▶ _Required action_: The answer is the number of lines in the data that contain the word "true"; give it alone.

▶ _Items from an interface collection_:
* * * * * * *

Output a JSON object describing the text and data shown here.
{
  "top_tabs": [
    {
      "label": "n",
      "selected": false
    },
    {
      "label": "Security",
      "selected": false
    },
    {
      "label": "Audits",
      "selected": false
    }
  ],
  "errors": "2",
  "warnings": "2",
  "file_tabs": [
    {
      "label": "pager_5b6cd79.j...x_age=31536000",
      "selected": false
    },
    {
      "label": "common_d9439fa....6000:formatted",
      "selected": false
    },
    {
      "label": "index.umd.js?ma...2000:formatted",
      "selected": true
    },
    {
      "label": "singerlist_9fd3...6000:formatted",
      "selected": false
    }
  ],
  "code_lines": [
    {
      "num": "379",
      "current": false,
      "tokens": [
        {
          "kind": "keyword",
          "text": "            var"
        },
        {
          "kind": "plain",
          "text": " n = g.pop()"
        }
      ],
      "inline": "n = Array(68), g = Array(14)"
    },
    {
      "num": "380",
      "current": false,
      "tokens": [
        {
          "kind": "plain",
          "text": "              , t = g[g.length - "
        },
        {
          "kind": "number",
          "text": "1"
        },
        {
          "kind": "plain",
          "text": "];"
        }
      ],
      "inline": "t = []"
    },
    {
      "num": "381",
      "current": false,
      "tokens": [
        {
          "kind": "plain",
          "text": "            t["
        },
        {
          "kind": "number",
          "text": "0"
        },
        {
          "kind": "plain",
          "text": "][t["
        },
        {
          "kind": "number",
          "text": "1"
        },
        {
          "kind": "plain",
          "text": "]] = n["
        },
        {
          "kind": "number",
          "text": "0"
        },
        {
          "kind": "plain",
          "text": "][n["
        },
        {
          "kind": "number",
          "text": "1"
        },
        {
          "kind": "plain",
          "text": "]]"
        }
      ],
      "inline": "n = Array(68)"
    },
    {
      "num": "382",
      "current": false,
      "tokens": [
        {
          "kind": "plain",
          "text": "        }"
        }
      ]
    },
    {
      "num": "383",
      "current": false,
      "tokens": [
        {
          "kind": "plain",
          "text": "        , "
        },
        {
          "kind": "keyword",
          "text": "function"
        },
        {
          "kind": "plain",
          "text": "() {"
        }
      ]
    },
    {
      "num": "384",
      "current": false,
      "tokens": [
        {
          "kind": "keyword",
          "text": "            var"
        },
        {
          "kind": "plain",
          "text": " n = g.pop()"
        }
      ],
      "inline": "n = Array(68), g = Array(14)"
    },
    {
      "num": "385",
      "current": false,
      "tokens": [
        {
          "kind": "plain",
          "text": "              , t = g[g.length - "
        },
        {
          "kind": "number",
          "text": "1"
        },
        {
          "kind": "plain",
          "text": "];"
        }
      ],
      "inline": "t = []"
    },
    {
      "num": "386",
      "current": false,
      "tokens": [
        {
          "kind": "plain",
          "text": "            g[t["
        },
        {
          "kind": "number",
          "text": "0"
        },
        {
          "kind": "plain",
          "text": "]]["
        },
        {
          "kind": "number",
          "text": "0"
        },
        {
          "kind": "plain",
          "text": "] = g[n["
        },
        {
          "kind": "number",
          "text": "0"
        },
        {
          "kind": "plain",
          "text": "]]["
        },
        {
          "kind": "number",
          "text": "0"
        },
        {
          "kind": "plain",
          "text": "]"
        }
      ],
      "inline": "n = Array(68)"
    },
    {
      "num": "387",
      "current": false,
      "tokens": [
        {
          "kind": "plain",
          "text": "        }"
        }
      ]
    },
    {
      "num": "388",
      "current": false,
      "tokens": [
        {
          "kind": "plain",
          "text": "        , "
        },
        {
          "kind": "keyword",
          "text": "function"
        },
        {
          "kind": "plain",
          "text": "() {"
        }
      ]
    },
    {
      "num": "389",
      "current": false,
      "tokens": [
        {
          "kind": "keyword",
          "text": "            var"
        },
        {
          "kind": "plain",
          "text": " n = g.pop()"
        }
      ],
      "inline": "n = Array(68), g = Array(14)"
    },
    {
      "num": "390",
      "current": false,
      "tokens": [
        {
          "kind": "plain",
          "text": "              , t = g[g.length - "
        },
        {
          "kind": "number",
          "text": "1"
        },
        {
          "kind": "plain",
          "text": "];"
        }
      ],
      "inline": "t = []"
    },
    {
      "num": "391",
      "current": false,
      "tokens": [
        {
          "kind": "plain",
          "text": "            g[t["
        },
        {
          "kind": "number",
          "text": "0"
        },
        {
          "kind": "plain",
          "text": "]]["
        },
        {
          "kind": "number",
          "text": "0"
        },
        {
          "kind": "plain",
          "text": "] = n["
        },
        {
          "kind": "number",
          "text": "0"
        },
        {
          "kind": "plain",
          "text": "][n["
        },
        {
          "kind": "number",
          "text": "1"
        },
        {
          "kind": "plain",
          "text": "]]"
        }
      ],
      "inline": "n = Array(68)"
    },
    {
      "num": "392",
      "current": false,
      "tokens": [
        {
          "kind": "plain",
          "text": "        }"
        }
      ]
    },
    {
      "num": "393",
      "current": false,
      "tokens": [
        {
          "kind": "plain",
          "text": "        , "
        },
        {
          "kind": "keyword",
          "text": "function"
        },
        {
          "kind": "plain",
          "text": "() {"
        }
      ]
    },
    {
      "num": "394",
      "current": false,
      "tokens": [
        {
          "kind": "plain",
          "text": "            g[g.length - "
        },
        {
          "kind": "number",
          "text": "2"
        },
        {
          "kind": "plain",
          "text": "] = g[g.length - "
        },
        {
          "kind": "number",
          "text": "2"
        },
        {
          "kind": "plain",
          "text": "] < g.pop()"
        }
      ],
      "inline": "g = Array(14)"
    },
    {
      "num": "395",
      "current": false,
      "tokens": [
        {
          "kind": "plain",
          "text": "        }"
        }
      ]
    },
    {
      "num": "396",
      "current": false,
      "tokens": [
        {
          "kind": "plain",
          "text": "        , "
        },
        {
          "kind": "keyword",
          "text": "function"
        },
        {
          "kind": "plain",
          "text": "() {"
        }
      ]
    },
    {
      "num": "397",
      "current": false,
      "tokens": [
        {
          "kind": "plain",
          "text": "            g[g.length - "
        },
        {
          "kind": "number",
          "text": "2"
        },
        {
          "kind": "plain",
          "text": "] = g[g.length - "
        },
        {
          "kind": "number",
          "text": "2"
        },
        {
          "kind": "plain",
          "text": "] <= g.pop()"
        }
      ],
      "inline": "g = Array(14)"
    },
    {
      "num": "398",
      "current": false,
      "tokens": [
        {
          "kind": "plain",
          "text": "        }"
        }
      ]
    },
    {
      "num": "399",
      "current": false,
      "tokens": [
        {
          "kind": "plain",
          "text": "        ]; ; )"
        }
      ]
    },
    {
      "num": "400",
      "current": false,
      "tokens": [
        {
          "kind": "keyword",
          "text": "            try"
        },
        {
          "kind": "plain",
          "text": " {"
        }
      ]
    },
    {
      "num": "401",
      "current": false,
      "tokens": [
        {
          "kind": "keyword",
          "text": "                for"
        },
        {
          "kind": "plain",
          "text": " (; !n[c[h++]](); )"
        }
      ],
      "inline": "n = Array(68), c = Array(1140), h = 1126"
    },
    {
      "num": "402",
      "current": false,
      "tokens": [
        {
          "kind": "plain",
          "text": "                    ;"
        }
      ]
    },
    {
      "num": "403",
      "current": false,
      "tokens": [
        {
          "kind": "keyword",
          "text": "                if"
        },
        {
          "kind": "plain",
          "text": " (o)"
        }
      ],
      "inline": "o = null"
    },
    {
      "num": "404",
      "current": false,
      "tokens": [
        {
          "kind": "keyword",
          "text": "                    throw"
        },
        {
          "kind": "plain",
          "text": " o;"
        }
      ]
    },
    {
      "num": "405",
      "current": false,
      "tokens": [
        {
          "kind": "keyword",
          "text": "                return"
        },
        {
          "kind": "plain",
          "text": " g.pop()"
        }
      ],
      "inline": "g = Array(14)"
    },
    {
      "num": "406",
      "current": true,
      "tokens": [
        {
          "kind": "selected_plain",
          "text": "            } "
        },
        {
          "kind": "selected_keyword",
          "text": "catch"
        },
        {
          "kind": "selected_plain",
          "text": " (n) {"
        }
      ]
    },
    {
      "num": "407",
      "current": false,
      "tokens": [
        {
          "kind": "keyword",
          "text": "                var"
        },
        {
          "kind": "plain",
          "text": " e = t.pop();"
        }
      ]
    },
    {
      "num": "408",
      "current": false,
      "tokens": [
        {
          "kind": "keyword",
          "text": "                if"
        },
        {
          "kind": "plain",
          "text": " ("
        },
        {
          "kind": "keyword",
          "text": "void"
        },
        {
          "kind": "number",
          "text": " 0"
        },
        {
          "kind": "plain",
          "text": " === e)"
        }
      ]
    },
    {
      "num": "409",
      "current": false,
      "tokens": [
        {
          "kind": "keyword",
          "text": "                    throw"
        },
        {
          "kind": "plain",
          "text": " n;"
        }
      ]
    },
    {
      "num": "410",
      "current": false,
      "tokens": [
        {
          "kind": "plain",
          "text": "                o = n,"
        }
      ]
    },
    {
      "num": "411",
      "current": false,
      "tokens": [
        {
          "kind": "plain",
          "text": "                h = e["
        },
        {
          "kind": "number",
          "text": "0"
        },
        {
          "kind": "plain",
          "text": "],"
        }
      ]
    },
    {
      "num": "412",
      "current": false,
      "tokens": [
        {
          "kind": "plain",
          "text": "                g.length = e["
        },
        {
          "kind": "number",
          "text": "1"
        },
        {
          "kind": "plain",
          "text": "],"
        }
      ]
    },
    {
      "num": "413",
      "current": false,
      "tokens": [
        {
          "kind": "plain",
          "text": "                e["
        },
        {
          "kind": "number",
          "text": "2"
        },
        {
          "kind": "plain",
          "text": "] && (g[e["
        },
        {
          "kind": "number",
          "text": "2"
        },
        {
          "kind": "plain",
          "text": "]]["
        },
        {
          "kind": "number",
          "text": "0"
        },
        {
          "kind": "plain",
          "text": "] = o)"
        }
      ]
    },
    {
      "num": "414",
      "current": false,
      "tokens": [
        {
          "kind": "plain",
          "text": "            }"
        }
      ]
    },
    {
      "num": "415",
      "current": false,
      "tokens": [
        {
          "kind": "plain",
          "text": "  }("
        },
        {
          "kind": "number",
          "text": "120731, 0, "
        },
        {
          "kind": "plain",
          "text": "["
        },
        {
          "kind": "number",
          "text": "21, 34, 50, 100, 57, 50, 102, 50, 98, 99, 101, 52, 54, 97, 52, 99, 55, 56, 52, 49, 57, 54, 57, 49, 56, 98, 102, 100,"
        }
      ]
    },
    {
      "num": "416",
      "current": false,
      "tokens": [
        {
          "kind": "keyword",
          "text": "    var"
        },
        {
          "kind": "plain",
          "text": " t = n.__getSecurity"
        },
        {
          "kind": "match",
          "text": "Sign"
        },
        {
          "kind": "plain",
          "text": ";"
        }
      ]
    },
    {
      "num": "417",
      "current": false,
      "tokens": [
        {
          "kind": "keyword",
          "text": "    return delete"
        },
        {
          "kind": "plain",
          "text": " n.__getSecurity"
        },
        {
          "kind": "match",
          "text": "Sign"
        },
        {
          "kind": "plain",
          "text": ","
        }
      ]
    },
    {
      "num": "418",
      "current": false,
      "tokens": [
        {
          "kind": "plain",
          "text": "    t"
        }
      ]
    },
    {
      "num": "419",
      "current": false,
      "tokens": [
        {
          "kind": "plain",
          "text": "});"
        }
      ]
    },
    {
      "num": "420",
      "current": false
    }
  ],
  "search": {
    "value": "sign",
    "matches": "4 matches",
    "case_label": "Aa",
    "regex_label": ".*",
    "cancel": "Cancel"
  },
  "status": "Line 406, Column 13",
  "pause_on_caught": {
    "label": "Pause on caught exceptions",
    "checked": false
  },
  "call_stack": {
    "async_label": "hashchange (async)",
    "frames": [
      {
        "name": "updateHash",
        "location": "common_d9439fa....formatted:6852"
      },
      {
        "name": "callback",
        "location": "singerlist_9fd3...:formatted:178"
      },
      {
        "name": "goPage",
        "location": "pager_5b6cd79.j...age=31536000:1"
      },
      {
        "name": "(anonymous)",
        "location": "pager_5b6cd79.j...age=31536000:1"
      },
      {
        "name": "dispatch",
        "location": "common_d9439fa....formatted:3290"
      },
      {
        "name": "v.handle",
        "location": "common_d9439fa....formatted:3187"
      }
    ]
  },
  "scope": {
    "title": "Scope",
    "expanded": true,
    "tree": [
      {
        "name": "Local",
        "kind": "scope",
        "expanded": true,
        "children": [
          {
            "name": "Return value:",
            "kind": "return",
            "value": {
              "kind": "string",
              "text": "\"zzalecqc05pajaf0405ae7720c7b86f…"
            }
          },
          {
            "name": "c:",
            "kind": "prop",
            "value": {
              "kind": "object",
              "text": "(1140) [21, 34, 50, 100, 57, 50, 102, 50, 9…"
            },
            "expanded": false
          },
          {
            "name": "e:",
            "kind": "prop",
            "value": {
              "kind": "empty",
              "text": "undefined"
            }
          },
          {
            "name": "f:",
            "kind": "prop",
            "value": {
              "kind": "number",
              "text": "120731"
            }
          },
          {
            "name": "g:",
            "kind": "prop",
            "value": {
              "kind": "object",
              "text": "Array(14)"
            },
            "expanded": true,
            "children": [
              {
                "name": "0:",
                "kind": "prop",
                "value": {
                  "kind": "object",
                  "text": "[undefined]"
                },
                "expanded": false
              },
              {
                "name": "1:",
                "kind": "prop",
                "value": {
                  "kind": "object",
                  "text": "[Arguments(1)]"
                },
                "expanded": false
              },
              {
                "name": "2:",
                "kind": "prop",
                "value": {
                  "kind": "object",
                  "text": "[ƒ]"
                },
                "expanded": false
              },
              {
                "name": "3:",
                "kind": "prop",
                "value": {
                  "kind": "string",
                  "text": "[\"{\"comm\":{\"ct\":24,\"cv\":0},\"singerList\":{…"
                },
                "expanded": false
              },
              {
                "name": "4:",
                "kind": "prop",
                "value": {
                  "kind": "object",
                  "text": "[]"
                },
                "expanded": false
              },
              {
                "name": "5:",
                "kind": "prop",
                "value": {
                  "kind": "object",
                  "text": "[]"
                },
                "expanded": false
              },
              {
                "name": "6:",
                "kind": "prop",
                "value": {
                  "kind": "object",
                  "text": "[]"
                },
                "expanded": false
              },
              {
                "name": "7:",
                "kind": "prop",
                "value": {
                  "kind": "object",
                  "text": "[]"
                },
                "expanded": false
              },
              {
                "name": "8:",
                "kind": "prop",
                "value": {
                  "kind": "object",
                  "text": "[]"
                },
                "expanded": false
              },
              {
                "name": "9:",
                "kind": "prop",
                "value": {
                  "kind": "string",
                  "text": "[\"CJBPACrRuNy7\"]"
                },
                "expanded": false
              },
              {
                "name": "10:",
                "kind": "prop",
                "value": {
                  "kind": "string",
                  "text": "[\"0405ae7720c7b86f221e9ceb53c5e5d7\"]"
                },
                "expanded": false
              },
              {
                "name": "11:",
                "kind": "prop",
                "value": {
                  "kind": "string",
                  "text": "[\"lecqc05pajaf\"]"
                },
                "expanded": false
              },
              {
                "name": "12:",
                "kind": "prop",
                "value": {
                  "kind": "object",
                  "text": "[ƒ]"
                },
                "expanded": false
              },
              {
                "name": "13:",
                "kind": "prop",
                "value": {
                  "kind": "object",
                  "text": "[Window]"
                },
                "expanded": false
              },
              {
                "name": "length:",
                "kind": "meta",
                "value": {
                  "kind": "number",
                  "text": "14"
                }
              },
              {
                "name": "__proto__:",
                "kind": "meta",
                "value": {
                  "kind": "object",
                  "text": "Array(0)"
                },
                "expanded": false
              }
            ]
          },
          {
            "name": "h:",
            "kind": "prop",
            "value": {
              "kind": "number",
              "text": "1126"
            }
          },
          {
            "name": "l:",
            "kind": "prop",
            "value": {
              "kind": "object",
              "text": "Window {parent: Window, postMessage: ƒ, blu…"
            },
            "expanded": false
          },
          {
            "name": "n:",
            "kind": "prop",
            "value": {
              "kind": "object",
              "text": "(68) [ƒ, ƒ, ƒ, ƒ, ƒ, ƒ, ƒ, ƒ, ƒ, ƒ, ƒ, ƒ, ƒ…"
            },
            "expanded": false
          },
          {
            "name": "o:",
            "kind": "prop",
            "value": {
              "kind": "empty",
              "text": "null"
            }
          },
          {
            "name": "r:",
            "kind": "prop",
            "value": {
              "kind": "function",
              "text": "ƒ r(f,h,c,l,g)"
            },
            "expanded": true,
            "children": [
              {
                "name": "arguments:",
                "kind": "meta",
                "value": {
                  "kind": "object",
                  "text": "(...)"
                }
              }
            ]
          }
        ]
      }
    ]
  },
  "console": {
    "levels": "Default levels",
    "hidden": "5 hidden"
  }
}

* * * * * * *

▶ _Task output_: 6